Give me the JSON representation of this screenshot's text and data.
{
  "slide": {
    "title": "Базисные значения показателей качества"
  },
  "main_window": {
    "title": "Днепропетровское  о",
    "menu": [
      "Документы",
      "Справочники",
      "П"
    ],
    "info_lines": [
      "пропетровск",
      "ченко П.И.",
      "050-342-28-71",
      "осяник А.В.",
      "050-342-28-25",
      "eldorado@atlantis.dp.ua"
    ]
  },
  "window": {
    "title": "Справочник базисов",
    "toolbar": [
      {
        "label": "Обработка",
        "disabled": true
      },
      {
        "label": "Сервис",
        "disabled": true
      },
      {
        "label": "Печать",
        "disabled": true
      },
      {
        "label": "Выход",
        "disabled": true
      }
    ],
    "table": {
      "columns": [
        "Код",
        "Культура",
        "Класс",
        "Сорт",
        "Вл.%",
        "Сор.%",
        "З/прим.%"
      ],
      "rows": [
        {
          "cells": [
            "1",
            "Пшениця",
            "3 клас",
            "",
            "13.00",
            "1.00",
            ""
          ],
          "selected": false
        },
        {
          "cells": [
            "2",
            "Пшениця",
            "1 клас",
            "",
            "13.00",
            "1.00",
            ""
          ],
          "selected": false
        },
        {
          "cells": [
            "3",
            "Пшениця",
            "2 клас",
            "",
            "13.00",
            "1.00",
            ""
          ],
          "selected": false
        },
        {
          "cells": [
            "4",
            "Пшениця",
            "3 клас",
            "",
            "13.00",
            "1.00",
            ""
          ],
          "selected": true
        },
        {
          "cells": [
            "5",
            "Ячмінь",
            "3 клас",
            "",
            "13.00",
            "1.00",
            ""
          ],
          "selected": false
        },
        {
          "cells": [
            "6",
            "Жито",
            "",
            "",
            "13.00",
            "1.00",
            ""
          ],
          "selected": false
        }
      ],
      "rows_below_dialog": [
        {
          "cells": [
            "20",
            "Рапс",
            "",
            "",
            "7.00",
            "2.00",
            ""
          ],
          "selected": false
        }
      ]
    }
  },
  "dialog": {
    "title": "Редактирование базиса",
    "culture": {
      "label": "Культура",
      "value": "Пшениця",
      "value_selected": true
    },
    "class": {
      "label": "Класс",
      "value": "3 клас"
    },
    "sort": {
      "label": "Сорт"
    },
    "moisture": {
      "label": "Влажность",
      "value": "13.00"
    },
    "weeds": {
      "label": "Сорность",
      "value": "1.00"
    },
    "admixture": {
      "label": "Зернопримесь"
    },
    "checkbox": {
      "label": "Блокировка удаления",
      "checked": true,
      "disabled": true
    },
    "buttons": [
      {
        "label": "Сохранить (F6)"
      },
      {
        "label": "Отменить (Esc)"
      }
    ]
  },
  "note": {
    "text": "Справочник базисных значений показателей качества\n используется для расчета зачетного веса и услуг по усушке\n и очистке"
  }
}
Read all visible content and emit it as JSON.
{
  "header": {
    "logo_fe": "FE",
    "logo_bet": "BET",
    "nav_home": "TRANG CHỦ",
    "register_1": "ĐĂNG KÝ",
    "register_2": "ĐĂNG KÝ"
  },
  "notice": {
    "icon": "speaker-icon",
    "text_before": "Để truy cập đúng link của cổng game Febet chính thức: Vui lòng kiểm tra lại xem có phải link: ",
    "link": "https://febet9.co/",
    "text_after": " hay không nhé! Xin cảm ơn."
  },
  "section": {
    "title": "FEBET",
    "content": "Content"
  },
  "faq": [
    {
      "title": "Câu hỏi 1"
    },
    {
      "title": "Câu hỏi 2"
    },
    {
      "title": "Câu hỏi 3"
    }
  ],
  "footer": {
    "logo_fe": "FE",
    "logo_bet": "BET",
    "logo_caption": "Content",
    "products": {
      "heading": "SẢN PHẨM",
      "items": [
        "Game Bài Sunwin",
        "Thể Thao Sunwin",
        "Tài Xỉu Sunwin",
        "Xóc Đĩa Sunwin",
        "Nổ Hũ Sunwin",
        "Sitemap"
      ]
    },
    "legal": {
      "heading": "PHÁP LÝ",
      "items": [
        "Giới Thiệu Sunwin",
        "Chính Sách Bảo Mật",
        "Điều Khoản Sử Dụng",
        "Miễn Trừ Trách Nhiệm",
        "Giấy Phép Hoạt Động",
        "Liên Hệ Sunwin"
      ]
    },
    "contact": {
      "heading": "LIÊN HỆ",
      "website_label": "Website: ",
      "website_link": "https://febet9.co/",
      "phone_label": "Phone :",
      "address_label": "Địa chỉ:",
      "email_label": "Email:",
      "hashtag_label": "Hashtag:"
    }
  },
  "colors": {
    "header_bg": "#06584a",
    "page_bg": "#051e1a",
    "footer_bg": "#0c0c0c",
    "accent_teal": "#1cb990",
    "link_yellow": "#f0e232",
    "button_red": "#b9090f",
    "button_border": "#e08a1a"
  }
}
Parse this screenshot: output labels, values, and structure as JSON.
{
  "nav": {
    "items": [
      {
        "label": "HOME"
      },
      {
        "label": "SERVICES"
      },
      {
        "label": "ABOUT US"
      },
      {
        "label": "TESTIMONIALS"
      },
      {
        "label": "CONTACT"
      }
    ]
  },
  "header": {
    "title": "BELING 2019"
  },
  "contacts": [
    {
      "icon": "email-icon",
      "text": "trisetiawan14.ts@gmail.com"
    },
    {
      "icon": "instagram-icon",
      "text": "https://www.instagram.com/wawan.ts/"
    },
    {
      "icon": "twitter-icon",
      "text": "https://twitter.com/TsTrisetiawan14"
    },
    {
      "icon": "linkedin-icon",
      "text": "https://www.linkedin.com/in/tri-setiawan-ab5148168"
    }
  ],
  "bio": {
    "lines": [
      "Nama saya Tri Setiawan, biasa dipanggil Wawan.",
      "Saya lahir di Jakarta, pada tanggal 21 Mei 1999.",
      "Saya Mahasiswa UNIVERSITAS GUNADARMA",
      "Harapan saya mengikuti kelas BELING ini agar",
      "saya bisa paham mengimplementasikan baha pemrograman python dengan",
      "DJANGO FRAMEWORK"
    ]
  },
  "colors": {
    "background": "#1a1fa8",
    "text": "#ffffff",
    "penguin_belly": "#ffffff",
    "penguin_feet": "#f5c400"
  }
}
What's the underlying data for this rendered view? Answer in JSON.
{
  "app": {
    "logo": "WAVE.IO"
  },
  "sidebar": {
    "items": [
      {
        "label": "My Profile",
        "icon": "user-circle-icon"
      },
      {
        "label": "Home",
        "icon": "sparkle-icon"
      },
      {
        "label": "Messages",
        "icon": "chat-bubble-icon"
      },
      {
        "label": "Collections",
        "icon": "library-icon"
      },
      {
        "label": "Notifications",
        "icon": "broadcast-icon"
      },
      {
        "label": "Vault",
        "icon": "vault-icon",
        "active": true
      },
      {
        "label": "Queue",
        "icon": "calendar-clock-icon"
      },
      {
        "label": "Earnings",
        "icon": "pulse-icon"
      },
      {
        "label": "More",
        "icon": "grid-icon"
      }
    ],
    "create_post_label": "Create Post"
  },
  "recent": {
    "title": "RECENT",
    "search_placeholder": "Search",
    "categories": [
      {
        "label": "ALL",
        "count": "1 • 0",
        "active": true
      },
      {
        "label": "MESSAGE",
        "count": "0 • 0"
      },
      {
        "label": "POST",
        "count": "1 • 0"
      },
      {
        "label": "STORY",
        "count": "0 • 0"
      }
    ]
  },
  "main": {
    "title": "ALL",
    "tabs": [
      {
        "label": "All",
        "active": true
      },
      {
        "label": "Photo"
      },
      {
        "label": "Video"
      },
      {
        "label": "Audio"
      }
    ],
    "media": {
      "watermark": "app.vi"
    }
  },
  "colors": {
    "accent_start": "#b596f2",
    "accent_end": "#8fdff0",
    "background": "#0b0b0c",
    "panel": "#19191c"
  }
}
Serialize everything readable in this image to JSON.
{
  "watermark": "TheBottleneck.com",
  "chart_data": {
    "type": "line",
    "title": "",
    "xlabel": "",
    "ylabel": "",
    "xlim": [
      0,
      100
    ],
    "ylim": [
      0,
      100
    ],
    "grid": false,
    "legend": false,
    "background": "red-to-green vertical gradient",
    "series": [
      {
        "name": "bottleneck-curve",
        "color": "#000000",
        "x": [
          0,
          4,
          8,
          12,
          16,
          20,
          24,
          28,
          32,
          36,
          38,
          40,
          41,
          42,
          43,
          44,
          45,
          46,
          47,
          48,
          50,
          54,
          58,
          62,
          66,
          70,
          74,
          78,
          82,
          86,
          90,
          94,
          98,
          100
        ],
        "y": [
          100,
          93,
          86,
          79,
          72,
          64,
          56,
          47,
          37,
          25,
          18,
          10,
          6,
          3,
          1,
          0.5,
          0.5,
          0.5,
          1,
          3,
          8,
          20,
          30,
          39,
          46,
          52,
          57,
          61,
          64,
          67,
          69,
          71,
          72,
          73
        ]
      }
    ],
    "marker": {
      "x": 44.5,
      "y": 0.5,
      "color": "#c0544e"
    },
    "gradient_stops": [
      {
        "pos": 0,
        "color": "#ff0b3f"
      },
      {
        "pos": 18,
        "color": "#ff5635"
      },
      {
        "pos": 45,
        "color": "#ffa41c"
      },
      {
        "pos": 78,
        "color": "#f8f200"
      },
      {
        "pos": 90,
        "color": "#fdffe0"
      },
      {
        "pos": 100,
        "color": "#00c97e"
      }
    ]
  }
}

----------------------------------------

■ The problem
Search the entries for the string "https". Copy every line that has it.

■ Finished task
    "link": "https://febet9.co/",
      "website_link": "https://febet9.co/",
      "text": "https://www.instagram.com/wawan.ts/"
      "text": "https://twitter.com/TsTrisetiawan14"
      "text": "https://www.linkedin.com/in/tri-setiawan-ab5148168"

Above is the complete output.